Signature Symbol

Closeup view of holes in table brace. They each line up perfectly with holes in every Lindbergh Ransom Note
The note, penciled in German on the table, has been translated as saying, "I was one of the kidnappers of the Lindbergh baby and not Bruno Richard Hauptmann." It also said that some of the ransom money had been buried in Summit.

See article below for further information.

"This Case Never Closes"

Published:  June 29, 2003

THERE is nothing like a newly rediscovered piece of evidence from the Lindbergh kidnapping to inflame the passions of crime buffs. And the latest find - retrieved from an old crate stored in a warehouse at State Police headquarters in West Trenton - is a humdinger.

Rummaging through the contents of the long-ignored crate, which included shoes and other ephemera from the 1935 Lindbergh trial, a State Police archivist, Mark Falzini, found a wooden board bearing a handwritten, anonymous note confessing to the taking of the infant son of the hero aviator Charles A. Lindbergh.

The note, penciled in German, has been translated as saying, "I was one of the kidnappers of the Lindbergh baby and not Bruno Richard Hauptmann." It also said that some of the ransom money had been buried in Summit.

Hauptmann, of course, was the illegal German immigrant who was convicted of felony murder for the 1932 slaying of 20-month-old Charles A. Lindbergh Jr., who had been abducted from the nursery window of the Lindbergh country house near Hopewell. Hauptmann, maintaining his innocence to the end, died in the electric chair.

That a statement taking responsibility for the kidnapping has emerged from someone other than Hauptmann is not in itself remarkable.

"We have a filing cabinet full of letters that people wrote saying, 'I'm the kidnapper"' and asking for the ransom money, said Mr. Falzini, who oversees the vast Lindbergh kidnapping archive owned by the State Police. He is also aware of 16 people who have claimed to be Lindbergh's kidnapped son, now grown, including an African-American woman from Trenton.

But Mr. Falzini says this particular confession appears to be genuine. A series of holes in the board lines up precisely with in the original Lindbergh ransom notes. The coincidence suggests that the board is the template that was used to puncture the three-hole pattern that the police in the Lindbergh investigation came to recognize as the kidnapper's signature. "The ransom holes line up perfectly," Mr. Falzini said. "It doesn't look like it's a hoax."

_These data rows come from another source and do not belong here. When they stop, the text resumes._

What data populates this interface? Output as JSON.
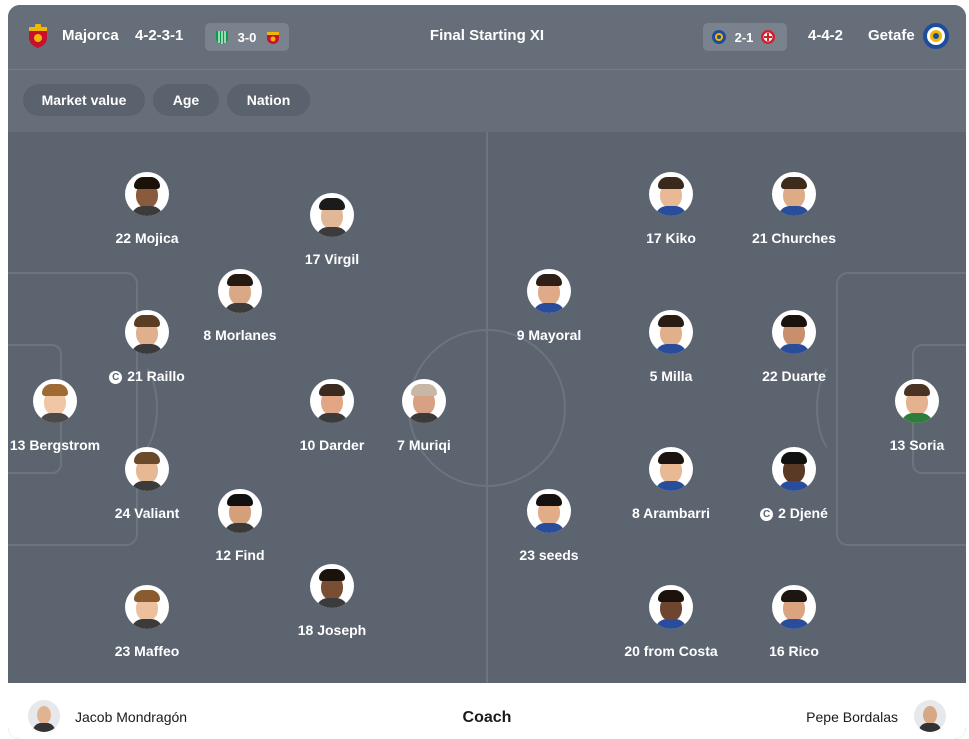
{
  "header": {
    "home_team": "Majorca",
    "home_formation": "4-2-3-1",
    "home_last_score": "3-0",
    "title": "Final Starting XI",
    "away_last_score": "2-1",
    "away_formation": "4-4-2",
    "away_team": "Getafe"
  },
  "filters": [
    "Market value",
    "Age",
    "Nation"
  ],
  "players": [
    {
      "label": "22 Mojica",
      "captain": false
    },
    {
      "label": "17 Virgil",
      "captain": false
    },
    {
      "label": "8 Morlanes",
      "captain": false
    },
    {
      "label": "21 Raillo",
      "captain": true
    },
    {
      "label": "13 Bergstrom",
      "captain": false
    },
    {
      "label": "10 Darder",
      "captain": false
    },
    {
      "label": "7 Muriqi",
      "captain": false
    },
    {
      "label": "24 Valiant",
      "captain": false
    },
    {
      "label": "12 Find",
      "captain": false
    },
    {
      "label": "23 Maffeo",
      "captain": false
    },
    {
      "label": "18 Joseph",
      "captain": false
    },
    {
      "label": "17 Kiko",
      "captain": false
    },
    {
      "label": "21 Churches",
      "captain": false
    },
    {
      "label": "9 Mayoral",
      "captain": false
    },
    {
      "label": "5 Milla",
      "captain": false
    },
    {
      "label": "22 Duarte",
      "captain": false
    },
    {
      "label": "13 Soria",
      "captain": false
    },
    {
      "label": "8 Arambarri",
      "captain": false
    },
    {
      "label": "2 Djené",
      "captain": true
    },
    {
      "label": "23 seeds",
      "captain": false
    },
    {
      "label": "20 from Costa",
      "captain": false
    },
    {
      "label": "16 Rico",
      "captain": false
    }
  ],
  "captain_mark": "C",
  "footer": {
    "home_coach": "Jacob Mondragón",
    "title": "Coach",
    "away_coach": "Pepe Bordalas"
  },
  "icons": {
    "home_crest": "majorca-crest-icon",
    "away_crest": "getafe-crest-icon",
    "opponent_crests": [
      "betis-crest-icon",
      "majorca-crest-icon",
      "getafe-crest-icon",
      "girona-crest-icon"
    ]
  },
  "colors": {
    "pitch": "#5c6470",
    "header": "#666e7a",
    "majorca_red": "#c8102e",
    "majorca_gold": "#f2b705",
    "getafe_blue": "#1d4d9b",
    "girona_red": "#d0202e",
    "betis_green": "#0b9b4a"
  }
}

Lloyd Gardner, a Rutgers history professor, who has written a book on the Lindbergh trial for Rutgers University Press that is due out next spring, confirmed that the holes in the board and the ransom notes matched with uncanny precision.

"It's stunning," he said. "I would say that there's very strong evidence that this is the template."

Less evident is how the confession ought to be interpreted. Mr. Falzini said the handwriting did not match Hauptmann's, which suggests either that the convicted killer had an accomplice or that he was perhaps innocent, even though about $15,000 of the $50,000 in ransom money was foundn his garage.

A vexing detail is that the note is signed "N.S.D.A.P." - the German initials for the Nazi Party. The Nazi connection is so out of context with the body of Lindbergh trial evidence that neither Mr. Falzini nor Mr. Gardner knows what to make of it.

"That's the kind of evidence this is," Mr. Gardner said. "It's mysterious, it's challenging, and no one can explain it. Thank heavens the police didn't just throw the board away. It's rather remarkable that it survived."

Mr. Falzini is not the first to have seen the German words written on the board. Newspaper clippings from 1948 indicate that the State Police were called to investigate writing on a piece of wood found braced to the underside of a table owned by a South Plainfield man. The authorities of the day dismissed the finding as a hoax, apparently without taking notice of the holes.

That is where things stood until Mr. Falzini, getting to a task that had long been on his to-do list, unlocked the crate in the police warehouse last November. The board's significance became apparent when he retrieved the first of the Lindbergh ransom notes from a safe, placed it atop the board and found the holes to be in alignment. In January the discovery attracted the attention of a television news crew from Orlando, Fla., that had come to New Jersey to investigate another angle of the Lindbergh case. The news spread to Lindbergh hobbyists worldwide this spring when Mr. Falzini alerted several scholarly researchers like Mr. Gardner and a trio of lively Lindbergh Internet forums.

Michael Melsky, a federal prison counselor and Lindbergh trial hobbyist who oversees one of the Internet sites, quickly drove from his home in Bucks County, Pa., to the New Jersey State Police Museum, a building on the West Trenton campus that houses the Lindbergh archives.

"I went down there and saw it right away -- within a week," he said.

On March 4, Mr. Melsky posted this message: "I am convinced we have the 'template' for the holes . Mark made the discovery of a lifetime."

Mr. Kazman said Mr. Falzini's recent discovery was welcome news. "What it does is to perpetuate the lore and the myth surrounding the case," he said. "It continues to perpetuate the controversy."

New York Times